** TASK INPUT follows **

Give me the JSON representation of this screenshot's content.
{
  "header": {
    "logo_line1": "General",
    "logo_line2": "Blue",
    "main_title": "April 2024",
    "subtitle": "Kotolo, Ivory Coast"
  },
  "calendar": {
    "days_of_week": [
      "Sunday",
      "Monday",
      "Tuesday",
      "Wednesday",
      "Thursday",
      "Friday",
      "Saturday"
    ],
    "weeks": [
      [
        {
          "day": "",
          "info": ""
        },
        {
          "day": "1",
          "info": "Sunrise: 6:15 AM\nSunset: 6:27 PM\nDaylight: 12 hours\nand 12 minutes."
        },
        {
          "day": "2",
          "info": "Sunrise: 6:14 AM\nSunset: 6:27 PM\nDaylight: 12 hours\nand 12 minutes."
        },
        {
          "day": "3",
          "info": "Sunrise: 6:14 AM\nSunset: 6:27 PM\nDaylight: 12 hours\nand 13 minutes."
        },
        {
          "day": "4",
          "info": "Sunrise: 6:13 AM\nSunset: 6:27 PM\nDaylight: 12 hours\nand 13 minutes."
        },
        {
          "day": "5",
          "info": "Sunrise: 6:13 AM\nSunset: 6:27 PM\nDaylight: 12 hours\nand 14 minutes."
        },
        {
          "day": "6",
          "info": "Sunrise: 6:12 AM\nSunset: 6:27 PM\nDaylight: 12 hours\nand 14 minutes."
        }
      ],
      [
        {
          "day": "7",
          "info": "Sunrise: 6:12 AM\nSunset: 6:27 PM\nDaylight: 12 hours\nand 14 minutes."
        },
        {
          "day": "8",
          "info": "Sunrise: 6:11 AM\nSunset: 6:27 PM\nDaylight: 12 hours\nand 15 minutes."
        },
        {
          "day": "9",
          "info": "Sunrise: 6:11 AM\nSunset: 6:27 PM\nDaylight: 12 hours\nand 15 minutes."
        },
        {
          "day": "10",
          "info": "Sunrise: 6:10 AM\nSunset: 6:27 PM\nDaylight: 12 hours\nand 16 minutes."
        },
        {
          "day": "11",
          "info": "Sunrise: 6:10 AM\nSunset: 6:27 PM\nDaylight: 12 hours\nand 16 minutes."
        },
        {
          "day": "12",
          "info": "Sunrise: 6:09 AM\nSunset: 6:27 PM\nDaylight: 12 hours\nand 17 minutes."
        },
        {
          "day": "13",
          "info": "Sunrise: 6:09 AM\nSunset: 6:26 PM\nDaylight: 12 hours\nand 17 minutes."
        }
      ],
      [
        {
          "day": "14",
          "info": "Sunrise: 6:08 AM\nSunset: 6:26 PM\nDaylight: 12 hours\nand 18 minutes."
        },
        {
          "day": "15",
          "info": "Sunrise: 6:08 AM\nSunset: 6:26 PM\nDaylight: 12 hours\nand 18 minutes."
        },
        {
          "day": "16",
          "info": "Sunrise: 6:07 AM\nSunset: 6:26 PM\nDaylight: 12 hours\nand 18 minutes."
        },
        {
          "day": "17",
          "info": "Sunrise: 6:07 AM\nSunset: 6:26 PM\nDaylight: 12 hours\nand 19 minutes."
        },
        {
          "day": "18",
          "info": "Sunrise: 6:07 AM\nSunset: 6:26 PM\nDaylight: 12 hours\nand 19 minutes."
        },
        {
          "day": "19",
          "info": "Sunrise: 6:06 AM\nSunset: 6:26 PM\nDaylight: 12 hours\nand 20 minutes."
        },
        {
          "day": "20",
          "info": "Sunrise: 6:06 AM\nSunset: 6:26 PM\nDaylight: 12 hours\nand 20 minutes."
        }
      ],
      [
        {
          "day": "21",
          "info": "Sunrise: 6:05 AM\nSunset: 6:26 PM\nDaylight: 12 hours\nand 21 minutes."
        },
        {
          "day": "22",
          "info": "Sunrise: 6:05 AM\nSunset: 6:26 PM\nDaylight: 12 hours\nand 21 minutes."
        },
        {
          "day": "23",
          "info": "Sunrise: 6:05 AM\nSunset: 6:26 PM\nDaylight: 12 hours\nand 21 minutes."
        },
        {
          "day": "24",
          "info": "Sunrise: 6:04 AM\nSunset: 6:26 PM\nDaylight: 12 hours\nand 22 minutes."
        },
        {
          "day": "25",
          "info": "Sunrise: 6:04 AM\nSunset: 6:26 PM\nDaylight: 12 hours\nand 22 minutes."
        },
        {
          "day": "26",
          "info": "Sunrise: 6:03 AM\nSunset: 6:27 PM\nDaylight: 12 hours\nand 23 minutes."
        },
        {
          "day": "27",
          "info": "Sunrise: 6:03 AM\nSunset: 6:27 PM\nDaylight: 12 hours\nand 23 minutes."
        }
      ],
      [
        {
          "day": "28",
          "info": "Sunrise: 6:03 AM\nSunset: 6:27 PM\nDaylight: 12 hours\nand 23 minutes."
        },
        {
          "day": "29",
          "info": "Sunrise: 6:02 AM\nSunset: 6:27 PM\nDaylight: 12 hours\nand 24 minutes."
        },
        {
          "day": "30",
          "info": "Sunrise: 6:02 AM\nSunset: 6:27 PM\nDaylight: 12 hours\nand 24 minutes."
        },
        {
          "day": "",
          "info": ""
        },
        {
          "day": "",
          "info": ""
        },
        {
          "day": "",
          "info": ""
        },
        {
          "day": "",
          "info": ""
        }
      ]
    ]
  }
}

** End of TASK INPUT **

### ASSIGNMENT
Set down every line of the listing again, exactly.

### FINISHED EXERCISE
Give me the JSON representation of this screenshot's content.
{
  "header": {
    "logo_line1": "General",
    "logo_line2": "Blue",
    "main_title": "April 2024",
    "subtitle": "Kotolo, Ivory Coast"
  },
  "calendar": {
    "days_of_week": [
      "Sunday",
      "Monday",
      "Tuesday",
      "Wednesday",
      "Thursday",
      "Friday",
      "Saturday"
    ],
    "weeks": [
      [
        {
          "day": "",
          "info": ""
        },
        {
          "day": "1",
          "info": "Sunrise: 6:15 AM\nSunset: 6:27 PM\nDaylight: 12 hours\nand 12 minutes."
        },
        {
          "day": "2",
          "info": "Sunrise: 6:14 AM\nSunset: 6:27 PM\nDaylight: 12 hours\nand 12 minutes."
        },
        {
          "day": "3",
          "info": "Sunrise: 6:14 AM\nSunset: 6:27 PM\nDaylight: 12 hours\nand 13 minutes."
        },
        {
          "day": "4",
          "info": "Sunrise: 6:13 AM\nSunset: 6:27 PM\nDaylight: 12 hours\nand 13 minutes."
        },
        {
          "day": "5",
          "info": "Sunrise: 6:13 AM\nSunset: 6:27 PM\nDaylight: 12 hours\nand 14 minutes."
        },
        {
          "day": "6",
          "info": "Sunrise: 6:12 AM\nSunset: 6:27 PM\nDaylight: 12 hours\nand 14 minutes."
        }
      ],
      [
        {
          "day": "7",
          "info": "Sunrise: 6:12 AM\nSunset: 6:27 PM\nDaylight: 12 hours\nand 14 minutes."
        },
        {
          "day": "8",
          "info": "Sunrise: 6:11 AM\nSunset: 6:27 PM\nDaylight: 12 hours\nand 15 minutes."
        },
        {
          "day": "9",
          "info": "Sunrise: 6:11 AM\nSunset: 6:27 PM\nDaylight: 12 hours\nand 15 minutes."
        },
        {
          "day": "10",
          "info": "Sunrise: 6:10 AM\nSunset: 6:27 PM\nDaylight: 12 hours\nand 16 minutes."
        },
        {
          "day": "11",
          "info": "Sunrise: 6:10 AM\nSunset: 6:27 PM\nDaylight: 12 hours\nand 16 minutes."
        },
        {
          "day": "12",
          "info": "Sunrise: 6:09 AM\nSunset: 6:27 PM\nDaylight: 12 hours\nand 17 minutes."
        },
        {
          "day": "13",
          "info": "Sunrise: 6:09 AM\nSunset: 6:26 PM\nDaylight: 12 hours\nand 17 minutes."
        }
      ],
      [
        {
          "day": "14",
          "info": "Sunrise: 6:08 AM\nSunset: 6:26 PM\nDaylight: 12 hours\nand 18 minutes."
        },
        {
          "day": "15",
          "info": "Sunrise: 6:08 AM\nSunset: 6:26 PM\nDaylight: 12 hours\nand 18 minutes."
        },
        {
          "day": "16",
          "info": "Sunrise: 6:07 AM\nSunset: 6:26 PM\nDaylight: 12 hours\nand 18 minutes."
        },
        {
          "day": "17",
          "info": "Sunrise: 6:07 AM\nSunset: 6:26 PM\nDaylight: 12 hours\nand 19 minutes."
        },
        {
          "day": "18",
          "info": "Sunrise: 6:07 AM\nSunset: 6:26 PM\nDaylight: 12 hours\nand 19 minutes."
        },
        {
          "day": "19",
          "info": "Sunrise: 6:06 AM\nSunset: 6:26 PM\nDaylight: 12 hours\nand 20 minutes."
        },
        {
          "day": "20",
          "info": "Sunrise: 6:06 AM\nSunset: 6:26 PM\nDaylight: 12 hours\nand 20 minutes."
        }
      ],
      [
        {
          "day": "21",
          "info": "Sunrise: 6:05 AM\nSunset: 6:26 PM\nDaylight: 12 hours\nand 21 minutes."
        },
        {
          "day": "22",
          "info": "Sunrise: 6:05 AM\nSunset: 6:26 PM\nDaylight: 12 hours\nand 21 minutes."
        },
        {
          "day": "23",
          "info": "Sunrise: 6:05 AM\nSunset: 6:26 PM\nDaylight: 12 hours\nand 21 minutes."
        },
        {
          "day": "24",
          "info": "Sunrise: 6:04 AM\nSunset: 6:26 PM\nDaylight: 12 hours\nand 22 minutes."
        },
        {
          "day": "25",
          "info": "Sunrise: 6:04 AM\nSunset: 6:26 PM\nDaylight: 12 hours\nand 22 minutes."
        },
        {
          "day": "26",
          "info": "Sunrise: 6:03 AM\nSunset: 6:27 PM\nDaylight: 12 hours\nand 23 minutes."
        },
        {
          "day": "27",
          "info": "Sunrise: 6:03 AM\nSunset: 6:27 PM\nDaylight: 12 hours\nand 23 minutes."
        }
      ],
      [
        {
          "day": "28",
          "info": "Sunrise: 6:03 AM\nSunset: 6:27 PM\nDaylight: 12 hours\nand 23 minutes."
        },
        {
          "day": "29",
          "info": "Sunrise: 6:02 AM\nSunset: 6:27 PM\nDaylight: 12 hours\nand 24 minutes."
        },
        {
          "day": "30",
          "info": "Sunrise: 6:02 AM\nSunset: 6:27 PM\nDaylight: 12 hours\nand 24 minutes."
        },
        {
          "day": "",
          "info": ""
        },
        {
          "day": "",
          "info": ""
        },
        {
          "day": "",
          "info": ""
        },
        {
          "day": "",
          "info": ""
        }
      ]
    ]
  }
}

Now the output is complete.